Yeah, hopefully with breakthroughs like this, people start to realize that scientists have found less ethically unsettling ways of acquiring stem cells.

[quote]Bismark wrote:

[quote]MattyG35 wrote:

It’s super interesting stuff, but has remained relatively untapped so far because of the stigma/association with aborted fetuses.
[/quote]

Yep. So much for the pro-life crowd.[/quote]

?

[quote]Aragorn wrote:

[quote]Bismark wrote:

[quote]MattyG35 wrote:

It’s super interesting stuff, but has remained relatively untapped so far because of the stigma/association with aborted fetuses.
[/quote]

Yep. So much for the pro-life crowd.[/quote]

?[/quote]

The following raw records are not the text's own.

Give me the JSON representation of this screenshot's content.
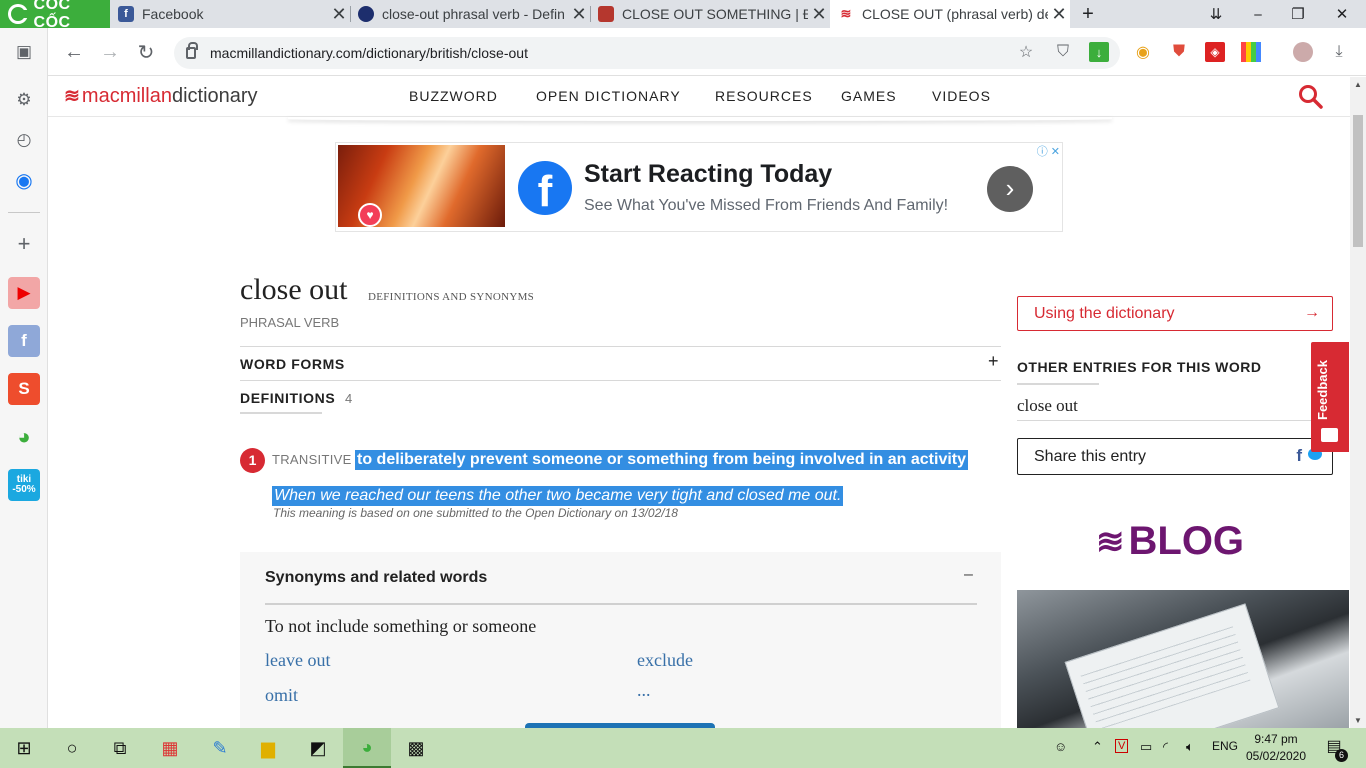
{
  "browser": {
    "brand": "CỐC CỐC",
    "tabs": [
      {
        "title": "Facebook",
        "favicon": "facebook-icon",
        "active": false
      },
      {
        "title": "close-out phrasal verb - Defin",
        "favicon": "oxford-icon",
        "active": false
      },
      {
        "title": "CLOSE OUT SOMETHING | Địn",
        "favicon": "cambridge-icon",
        "active": false
      },
      {
        "title": "CLOSE OUT (phrasal verb) def",
        "favicon": "macmillan-icon",
        "active": true
      }
    ],
    "url": "macmillandictionary.com/dictionary/british/close-out",
    "window_controls": {
      "minimize": "⎯",
      "restore": "❐",
      "close": "✕"
    }
  },
  "site": {
    "logo_brand": "macmillan",
    "logo_product": "dictionary",
    "nav": [
      "BUZZWORD",
      "OPEN DICTIONARY",
      "RESOURCES",
      "GAMES",
      "VIDEOS"
    ]
  },
  "ad": {
    "headline": "Start Reacting Today",
    "subline": "See What You've Missed From Friends And Family!"
  },
  "entry": {
    "headword": "close out",
    "headword_sub": "DEFINITIONS AND SYNONYMS",
    "part_of_speech": "PHRASAL VERB",
    "word_forms_label": "WORD FORMS",
    "word_forms_toggle": "+",
    "definitions_label": "DEFINITIONS",
    "definitions_count": "4",
    "senses": [
      {
        "number": "1",
        "grammar": "TRANSITIVE",
        "definition": "to deliberately prevent someone or something from being involved in an activity",
        "example": "When we reached our teens the other two became very tight and closed me out.",
        "note": "This meaning is based on one submitted to the Open Dictionary on 13/02/18"
      }
    ],
    "synonyms": {
      "title": "Synonyms and related words",
      "toggle": "–",
      "group": "To not include something or someone",
      "words": [
        "leave out",
        "exclude",
        "omit",
        "..."
      ]
    }
  },
  "sidebar": {
    "using_label": "Using the dictionary",
    "using_arrow": "→",
    "other_entries_title": "OTHER ENTRIES FOR THIS WORD",
    "other_entries": [
      "close out"
    ],
    "share_label": "Share this entry",
    "blog_label": "BLOG"
  },
  "feedback_label": "Feedback",
  "taskbar": {
    "language": "ENG",
    "time": "9:47 pm",
    "date": "05/02/2020",
    "notifications": "6"
  },
  "colors": {
    "macmillan_red": "#d72a33",
    "selection": "#338ee2",
    "blog_purple": "#6d1670",
    "link_blue": "#3870a8",
    "coccoc_green": "#3cae3c"
  }
}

Ethical qualms concerning the use of aborted fetuses in the pursuit of medical advancement,